As the news came in from Maryland’s recent Hoarder fire, the images began to surface. Their choice of High Expansion foam made for some amazing video. The images looked like someone had put the bubble bath into a hot tub and left it on for hours. Using foam while battling a hoarding condition can be one of the best solutions to the problem. One drawback is getting the foam on top of the piles of debris; this is where the high expansion foam comes in as it keeps filling the rooms until everything is covered.
If you do not have access to this type of foam or foam at all, you may need to reach deep into your bag of tricks to pull out an oldie but goodie nozzle, the bressnan cellar nozzle! You know the nozzle that ISO has made sure we all have on our engines for years. This type of nozzle has a great use in fighting hoarder fires. The 360 degrees of water sprayed in small droplets will absorb heat and soak the entire area around it; one problem is how to get it above the hoard that is where we need to get creative.
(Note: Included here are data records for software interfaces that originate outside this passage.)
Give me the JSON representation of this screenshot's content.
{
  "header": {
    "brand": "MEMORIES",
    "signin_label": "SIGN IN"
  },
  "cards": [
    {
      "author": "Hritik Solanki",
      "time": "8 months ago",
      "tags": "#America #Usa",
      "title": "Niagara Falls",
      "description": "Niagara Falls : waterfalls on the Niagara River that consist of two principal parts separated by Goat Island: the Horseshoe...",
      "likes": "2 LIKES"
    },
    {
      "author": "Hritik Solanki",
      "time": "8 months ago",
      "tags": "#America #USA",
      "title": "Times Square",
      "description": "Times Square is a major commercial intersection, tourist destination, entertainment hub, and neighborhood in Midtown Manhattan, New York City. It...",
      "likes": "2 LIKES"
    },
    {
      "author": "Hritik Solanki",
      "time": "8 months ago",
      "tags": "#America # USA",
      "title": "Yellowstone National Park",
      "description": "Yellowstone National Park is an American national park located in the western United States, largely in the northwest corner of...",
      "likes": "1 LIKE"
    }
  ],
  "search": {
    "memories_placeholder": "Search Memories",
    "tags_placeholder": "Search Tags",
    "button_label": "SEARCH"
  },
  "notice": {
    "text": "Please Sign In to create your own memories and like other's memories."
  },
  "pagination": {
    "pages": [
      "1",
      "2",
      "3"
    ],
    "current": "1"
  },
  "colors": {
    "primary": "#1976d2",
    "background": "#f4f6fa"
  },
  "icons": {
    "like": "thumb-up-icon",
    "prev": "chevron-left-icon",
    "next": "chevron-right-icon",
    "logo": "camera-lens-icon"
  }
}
Here are a few points in using a cellar nozzle:
These are a few quick tips on using a cellar nozzle while dealing with a hoarder fire. Notice one common point; we are not in the room when it goes in service. A cellar nozzle uses the reduced airflow to “steam” the fire out. This attack has the potential to push your PPE to its’ thermal limit. Today’s PPE has better thermal protection than ever but steam burns can be some of the most troubling. Set the nozzle in place then back out before it goes in service to help protect from steam burns. Once it has been operating for a few minutes watch for signs of knockdown such as white steam and changing smoke conditions and prepare to start the overhaul process.
[caption id="attachment_181" align="alignright" width="140"] Photo: Sheperdstown WV Fire Dept.
To add in the effectiveness of a cellar nozzle you should leave all the windows and doors in place as it will add to the steaming of the fire. Thinking of hoarder fires as confined space fires with reduced airflow will put you in the mindset of using those types of tactics, especially if an interior push cannot be made. Just remember to review with your firefighters the need to pull out of a building if an interior push is blocked by hoarding conditions. Back them out, grab the cellar nozzle, and get creative! While it is in operation, you have time to order more resources and prepare to dig in!